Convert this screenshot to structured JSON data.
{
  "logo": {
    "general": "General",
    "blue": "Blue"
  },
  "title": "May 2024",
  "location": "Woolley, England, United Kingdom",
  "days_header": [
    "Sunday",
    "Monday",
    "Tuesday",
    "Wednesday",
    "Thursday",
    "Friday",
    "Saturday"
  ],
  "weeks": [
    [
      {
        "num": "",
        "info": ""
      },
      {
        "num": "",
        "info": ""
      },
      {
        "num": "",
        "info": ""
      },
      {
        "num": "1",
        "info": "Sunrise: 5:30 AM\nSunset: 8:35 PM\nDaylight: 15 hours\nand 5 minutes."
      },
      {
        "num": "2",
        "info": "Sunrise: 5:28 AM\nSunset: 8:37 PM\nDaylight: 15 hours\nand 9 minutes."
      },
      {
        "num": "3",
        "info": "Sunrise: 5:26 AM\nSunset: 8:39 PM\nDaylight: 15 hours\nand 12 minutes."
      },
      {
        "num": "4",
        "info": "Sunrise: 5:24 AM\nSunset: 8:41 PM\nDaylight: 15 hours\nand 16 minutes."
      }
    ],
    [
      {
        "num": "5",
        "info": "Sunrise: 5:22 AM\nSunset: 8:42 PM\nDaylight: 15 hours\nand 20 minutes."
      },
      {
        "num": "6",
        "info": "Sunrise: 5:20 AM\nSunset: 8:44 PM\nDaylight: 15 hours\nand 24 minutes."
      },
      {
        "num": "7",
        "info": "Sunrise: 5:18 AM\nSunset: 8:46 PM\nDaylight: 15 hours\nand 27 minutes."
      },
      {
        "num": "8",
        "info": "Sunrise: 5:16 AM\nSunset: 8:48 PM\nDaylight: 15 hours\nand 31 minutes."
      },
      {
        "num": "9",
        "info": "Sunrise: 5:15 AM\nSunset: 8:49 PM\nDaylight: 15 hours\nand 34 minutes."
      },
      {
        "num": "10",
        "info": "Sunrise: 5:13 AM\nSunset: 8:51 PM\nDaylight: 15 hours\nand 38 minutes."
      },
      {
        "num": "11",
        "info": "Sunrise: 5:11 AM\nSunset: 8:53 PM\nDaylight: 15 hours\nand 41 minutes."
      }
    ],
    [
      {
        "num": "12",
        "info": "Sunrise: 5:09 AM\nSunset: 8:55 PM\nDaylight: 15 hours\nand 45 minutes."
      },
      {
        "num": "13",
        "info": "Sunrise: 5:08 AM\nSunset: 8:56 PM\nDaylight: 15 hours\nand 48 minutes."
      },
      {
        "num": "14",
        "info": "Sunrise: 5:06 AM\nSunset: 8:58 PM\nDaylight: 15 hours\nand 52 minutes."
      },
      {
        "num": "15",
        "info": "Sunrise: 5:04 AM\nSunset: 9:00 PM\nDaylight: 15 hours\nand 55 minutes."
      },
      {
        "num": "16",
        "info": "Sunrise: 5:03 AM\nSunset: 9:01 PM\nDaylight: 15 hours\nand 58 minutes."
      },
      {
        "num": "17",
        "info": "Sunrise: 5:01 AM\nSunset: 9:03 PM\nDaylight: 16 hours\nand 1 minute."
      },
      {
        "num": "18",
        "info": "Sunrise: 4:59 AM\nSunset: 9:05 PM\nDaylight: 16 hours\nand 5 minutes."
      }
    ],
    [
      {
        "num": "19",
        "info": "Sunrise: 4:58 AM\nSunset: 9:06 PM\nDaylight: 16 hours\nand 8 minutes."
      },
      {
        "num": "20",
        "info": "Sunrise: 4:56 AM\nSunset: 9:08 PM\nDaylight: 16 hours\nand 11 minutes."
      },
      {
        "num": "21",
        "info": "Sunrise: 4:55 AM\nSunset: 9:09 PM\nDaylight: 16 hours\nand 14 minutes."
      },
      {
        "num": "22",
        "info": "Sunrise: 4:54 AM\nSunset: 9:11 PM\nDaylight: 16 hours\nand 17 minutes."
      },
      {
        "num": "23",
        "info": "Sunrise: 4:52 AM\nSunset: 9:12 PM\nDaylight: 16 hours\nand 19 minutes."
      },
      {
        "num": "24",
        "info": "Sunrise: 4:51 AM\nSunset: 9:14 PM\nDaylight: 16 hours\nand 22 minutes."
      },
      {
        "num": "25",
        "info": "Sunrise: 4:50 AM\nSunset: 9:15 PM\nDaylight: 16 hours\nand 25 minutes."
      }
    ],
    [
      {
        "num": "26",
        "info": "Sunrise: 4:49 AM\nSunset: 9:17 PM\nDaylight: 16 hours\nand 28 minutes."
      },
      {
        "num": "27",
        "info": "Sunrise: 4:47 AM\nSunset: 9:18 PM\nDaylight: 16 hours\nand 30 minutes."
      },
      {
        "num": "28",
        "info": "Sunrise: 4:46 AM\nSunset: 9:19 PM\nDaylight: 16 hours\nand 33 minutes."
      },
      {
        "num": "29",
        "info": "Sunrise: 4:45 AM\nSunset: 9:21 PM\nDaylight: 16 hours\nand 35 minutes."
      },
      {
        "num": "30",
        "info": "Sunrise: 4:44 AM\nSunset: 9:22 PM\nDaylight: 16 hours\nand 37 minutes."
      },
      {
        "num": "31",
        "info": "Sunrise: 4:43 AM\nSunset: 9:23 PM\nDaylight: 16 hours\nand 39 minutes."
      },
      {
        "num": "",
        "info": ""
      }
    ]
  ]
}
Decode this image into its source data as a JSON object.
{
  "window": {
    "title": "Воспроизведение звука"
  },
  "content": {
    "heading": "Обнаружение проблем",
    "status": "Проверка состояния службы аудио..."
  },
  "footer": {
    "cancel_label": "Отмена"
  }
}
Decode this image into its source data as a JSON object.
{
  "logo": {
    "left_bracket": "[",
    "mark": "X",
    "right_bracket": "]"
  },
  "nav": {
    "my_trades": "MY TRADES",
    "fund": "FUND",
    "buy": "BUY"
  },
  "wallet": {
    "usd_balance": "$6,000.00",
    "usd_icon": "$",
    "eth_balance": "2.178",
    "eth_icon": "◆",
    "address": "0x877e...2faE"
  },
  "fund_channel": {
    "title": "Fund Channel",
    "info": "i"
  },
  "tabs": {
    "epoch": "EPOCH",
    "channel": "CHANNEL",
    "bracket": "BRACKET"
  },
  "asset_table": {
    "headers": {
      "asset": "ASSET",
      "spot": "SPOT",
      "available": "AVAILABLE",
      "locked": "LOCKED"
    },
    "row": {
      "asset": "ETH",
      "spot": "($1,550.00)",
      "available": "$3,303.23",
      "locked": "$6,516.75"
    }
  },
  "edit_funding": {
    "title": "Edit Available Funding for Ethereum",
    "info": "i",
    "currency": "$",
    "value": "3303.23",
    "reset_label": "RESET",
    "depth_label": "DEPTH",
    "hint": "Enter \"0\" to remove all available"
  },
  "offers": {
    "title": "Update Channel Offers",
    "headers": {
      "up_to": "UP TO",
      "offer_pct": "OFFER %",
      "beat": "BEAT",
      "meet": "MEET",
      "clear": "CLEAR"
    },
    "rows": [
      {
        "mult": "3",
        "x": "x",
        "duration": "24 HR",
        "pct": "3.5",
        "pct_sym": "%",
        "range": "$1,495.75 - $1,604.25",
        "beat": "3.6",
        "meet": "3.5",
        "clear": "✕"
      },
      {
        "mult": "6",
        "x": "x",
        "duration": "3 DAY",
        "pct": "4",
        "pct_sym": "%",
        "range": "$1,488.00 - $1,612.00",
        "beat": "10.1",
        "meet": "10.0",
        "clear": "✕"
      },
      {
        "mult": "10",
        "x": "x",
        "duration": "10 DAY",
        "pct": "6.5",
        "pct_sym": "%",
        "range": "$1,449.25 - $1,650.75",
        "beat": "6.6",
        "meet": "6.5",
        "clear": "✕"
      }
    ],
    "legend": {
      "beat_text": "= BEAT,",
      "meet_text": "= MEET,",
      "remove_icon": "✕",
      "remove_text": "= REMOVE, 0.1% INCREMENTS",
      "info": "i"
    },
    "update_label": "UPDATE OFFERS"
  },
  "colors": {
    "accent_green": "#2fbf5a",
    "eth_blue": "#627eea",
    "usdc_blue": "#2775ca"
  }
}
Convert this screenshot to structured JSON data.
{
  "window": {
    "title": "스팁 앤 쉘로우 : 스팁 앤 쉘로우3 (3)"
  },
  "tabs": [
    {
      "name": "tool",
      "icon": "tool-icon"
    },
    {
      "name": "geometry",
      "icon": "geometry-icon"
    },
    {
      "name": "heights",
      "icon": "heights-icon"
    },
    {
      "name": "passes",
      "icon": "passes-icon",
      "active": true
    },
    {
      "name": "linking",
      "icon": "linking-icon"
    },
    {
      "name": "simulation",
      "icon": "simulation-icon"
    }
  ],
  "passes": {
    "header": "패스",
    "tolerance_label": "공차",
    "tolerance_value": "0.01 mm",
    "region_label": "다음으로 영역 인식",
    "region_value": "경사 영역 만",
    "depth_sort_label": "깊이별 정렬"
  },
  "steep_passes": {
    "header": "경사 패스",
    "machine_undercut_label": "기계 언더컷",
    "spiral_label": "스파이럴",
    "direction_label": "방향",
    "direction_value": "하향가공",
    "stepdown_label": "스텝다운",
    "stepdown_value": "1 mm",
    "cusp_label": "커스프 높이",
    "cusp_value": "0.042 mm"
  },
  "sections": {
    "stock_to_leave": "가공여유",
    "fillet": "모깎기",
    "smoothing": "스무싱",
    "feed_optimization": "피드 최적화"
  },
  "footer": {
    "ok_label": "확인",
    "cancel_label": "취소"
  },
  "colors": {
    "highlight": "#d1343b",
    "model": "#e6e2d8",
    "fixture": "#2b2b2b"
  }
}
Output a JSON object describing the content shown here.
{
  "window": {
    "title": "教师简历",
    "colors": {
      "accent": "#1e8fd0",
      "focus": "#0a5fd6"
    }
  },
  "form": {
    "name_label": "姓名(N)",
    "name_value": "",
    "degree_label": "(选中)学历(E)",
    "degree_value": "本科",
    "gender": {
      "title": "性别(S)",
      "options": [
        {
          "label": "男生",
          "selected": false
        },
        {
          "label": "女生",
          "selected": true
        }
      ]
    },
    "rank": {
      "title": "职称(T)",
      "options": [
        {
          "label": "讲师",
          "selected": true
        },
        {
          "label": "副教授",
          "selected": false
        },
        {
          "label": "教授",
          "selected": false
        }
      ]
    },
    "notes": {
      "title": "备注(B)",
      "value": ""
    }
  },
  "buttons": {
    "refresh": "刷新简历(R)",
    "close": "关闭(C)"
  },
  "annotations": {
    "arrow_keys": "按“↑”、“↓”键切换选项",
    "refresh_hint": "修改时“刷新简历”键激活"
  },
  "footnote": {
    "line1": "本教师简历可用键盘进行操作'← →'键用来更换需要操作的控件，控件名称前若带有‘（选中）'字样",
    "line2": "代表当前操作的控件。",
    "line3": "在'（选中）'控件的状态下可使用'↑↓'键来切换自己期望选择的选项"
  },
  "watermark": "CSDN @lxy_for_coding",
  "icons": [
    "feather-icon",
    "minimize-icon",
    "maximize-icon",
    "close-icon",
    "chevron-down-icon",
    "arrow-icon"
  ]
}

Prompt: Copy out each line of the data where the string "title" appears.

Completed task:
  "title": "May 2024",
    "title": "Воспроизведение звука"
    "title": "Fund Channel",
    "title": "Edit Available Funding for Ethereum",
    "title": "Update Channel Offers",
    "title": "스팁 앤 쉘로우 : 스팁 앤 쉘로우3 (3)"
    "title": "教师简历",
      "title": "性别(S)",
      "title": "职称(T)",
      "title": "备注(B)",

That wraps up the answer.